===== Material to process

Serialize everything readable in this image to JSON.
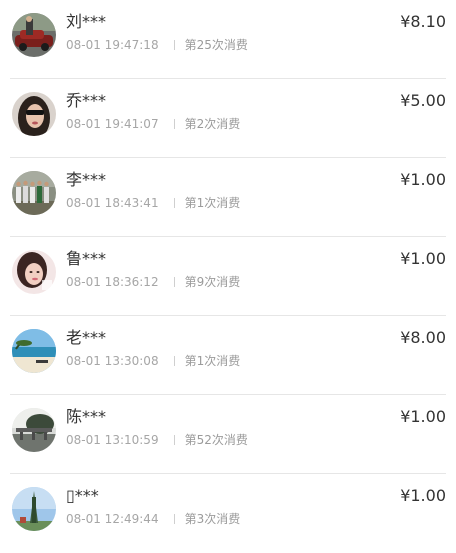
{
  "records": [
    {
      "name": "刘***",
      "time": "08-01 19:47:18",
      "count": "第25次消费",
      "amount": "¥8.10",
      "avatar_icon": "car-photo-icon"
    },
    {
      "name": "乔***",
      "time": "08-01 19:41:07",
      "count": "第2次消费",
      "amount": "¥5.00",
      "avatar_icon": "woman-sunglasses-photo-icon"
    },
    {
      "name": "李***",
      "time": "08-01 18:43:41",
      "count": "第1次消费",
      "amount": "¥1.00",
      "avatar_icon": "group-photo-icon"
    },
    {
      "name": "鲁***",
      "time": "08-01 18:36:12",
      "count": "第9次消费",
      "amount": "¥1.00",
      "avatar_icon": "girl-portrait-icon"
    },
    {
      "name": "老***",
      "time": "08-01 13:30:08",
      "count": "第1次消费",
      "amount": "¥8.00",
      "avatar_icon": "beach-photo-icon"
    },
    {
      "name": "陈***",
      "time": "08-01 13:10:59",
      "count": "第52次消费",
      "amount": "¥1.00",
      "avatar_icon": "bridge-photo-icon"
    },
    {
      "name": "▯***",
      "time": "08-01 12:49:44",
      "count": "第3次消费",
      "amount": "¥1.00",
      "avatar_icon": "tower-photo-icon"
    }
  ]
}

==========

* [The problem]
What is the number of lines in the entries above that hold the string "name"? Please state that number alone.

* [Solution to the problem]
7